→ Task statement
The data below calls for an exact copy.

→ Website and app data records
== Segment start ==

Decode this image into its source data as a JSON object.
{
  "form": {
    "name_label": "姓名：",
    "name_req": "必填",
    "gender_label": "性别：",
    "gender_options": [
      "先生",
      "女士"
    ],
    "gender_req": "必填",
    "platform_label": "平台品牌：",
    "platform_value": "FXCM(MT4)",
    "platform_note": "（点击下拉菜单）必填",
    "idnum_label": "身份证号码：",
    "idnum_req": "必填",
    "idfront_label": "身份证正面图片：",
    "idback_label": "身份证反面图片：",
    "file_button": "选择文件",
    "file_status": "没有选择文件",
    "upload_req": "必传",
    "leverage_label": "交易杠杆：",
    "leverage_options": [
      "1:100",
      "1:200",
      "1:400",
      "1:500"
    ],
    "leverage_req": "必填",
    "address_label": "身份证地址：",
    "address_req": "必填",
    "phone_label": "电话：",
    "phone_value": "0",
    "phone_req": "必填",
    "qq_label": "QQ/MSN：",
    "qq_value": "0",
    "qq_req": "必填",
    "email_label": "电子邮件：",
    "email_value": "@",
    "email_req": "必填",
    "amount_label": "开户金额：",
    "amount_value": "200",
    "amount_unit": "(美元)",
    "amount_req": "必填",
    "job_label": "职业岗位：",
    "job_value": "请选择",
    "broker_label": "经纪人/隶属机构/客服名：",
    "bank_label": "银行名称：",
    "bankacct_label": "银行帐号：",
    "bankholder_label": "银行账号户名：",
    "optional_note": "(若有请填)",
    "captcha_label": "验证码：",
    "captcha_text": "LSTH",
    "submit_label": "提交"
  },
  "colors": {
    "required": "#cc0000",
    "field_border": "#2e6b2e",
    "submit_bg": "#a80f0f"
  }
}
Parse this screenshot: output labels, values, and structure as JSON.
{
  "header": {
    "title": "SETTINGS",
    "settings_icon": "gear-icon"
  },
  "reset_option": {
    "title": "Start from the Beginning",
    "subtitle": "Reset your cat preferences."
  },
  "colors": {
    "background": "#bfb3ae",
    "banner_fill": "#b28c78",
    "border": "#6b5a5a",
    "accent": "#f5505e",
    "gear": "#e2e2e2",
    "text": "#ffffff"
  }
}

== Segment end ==

→ Task result
Decode this image into its source data as a JSON object.
{
  "form": {
    "name_label": "姓名：",
    "name_req": "必填",
    "gender_label": "性别：",
    "gender_options": [
      "先生",
      "女士"
    ],
    "gender_req": "必填",
    "platform_label": "平台品牌：",
    "platform_value": "FXCM(MT4)",
    "platform_note": "（点击下拉菜单）必填",
    "idnum_label": "身份证号码：",
    "idnum_req": "必填",
    "idfront_label": "身份证正面图片：",
    "idback_label": "身份证反面图片：",
    "file_button": "选择文件",
    "file_status": "没有选择文件",
    "upload_req": "必传",
    "leverage_label": "交易杠杆：",
    "leverage_options": [
      "1:100",
      "1:200",
      "1:400",
      "1:500"
    ],
    "leverage_req": "必填",
    "address_label": "身份证地址：",
    "address_req": "必填",
    "phone_label": "电话：",
    "phone_value": "0",
    "phone_req": "必填",
    "qq_label": "QQ/MSN：",
    "qq_value": "0",
    "qq_req": "必填",
    "email_label": "电子邮件：",
    "email_value": "@",
    "email_req": "必填",
    "amount_label": "开户金额：",
    "amount_value": "200",
    "amount_unit": "(美元)",
    "amount_req": "必填",
    "job_label": "职业岗位：",
    "job_value": "请选择",
    "broker_label": "经纪人/隶属机构/客服名：",
    "bank_label": "银行名称：",
    "bankacct_label": "银行帐号：",
    "bankholder_label": "银行账号户名：",
    "optional_note": "(若有请填)",
    "captcha_label": "验证码：",
    "captcha_text": "LSTH",
    "submit_label": "提交"
  },
  "colors": {
    "required": "#cc0000",
    "field_border": "#2e6b2e",
    "submit_bg": "#a80f0f"
  }
}
Parse this screenshot: output labels, values, and structure as JSON.
{
  "header": {
    "title": "SETTINGS",
    "settings_icon": "gear-icon"
  },
  "reset_option": {
    "title": "Start from the Beginning",
    "subtitle": "Reset your cat preferences."
  },
  "colors": {
    "background": "#bfb3ae",
    "banner_fill": "#b28c78",
    "border": "#6b5a5a",
    "accent": "#f5505e",
    "gear": "#e2e2e2",
    "text": "#ffffff"
  }
}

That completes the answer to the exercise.